The innovation engine for new materials

Alexander Cano

Alexander Cano


University of California, Santa Barbara


Chemical Engineering

Site Abroad: 

Chalmers Institute of Technology, Gothenburg, Sweden


Christian Müller

Faculty Sponsor(s): 

David Kiefer

Project Title: 

Optimization of Electrical Conductivity of Polythiophenes via Molecular Doping

Project Description: 

Doping of semiconducting polymers increases their electrical conductivity which is required for use as thermoelectric material, with potential application in areas including waste heat recovery and thermoelectric temperature control.

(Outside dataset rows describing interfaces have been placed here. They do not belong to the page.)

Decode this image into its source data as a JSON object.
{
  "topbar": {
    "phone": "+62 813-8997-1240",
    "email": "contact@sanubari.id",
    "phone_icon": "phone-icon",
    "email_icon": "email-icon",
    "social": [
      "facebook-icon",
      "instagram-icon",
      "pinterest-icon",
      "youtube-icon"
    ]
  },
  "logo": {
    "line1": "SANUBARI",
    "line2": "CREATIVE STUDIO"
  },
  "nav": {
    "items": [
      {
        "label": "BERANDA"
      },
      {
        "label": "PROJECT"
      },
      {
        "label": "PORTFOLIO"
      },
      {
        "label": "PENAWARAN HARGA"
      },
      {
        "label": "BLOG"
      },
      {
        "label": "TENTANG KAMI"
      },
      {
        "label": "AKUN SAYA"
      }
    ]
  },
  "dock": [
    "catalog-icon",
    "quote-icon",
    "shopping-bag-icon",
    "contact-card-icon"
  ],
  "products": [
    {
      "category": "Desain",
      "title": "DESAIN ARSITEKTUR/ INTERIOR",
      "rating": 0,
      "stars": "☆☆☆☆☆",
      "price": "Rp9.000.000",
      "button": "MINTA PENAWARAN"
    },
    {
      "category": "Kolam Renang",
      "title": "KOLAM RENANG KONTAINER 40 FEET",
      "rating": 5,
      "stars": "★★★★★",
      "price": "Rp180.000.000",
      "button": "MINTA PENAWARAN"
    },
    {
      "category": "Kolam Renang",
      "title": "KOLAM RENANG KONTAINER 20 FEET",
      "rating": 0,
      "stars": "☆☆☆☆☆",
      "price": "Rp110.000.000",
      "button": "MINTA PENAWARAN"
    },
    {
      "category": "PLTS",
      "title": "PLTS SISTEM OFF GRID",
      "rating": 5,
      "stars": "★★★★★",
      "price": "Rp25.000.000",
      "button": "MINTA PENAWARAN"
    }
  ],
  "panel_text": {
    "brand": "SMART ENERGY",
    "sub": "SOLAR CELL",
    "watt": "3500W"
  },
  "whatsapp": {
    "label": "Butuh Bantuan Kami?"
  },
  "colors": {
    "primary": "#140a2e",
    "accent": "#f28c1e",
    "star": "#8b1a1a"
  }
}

However, the effectiveness of a dopant and polymer pair varies based on the interactions between the dopant, polymer, and solvent. Thus, it is vital to test various dopant and polymer pairs to maximize the electrical conductivity of various polymers. In this project, two conjugated polymers, the polythiophene p(g42T-T) and polythienothiophene p(g42T-TT), are doped with 2,3,5,6-tetrafluoro-7,7,8,8-tetracyanoquinodimethane (F4TCNQ), 2,3-dichloro-5,6-dicyano-1,4-benzoquinone (DDQ), tetracyanoquinodimethane (TCNQ), and tetracyanoethylene (TCNE). A 1:1 chloroform:acetonitrile (CH3CN:CHCl3)  solvent mixture is used to ensure polymer and dopant solubility. Addition of dopant effectively increases the electrical conductivities of the polymers up to a dopant concentrations 40 mol% before reaching a maximum conductivity of around 80 S cm-1. Increasing the doping level also affects absorption spectra for the polymer by decreasing the polymer absorption along with increasing features of present charged dopants molecules. The tested dopant and polymer pairs have thus proven capable for use as thermoelectric materials.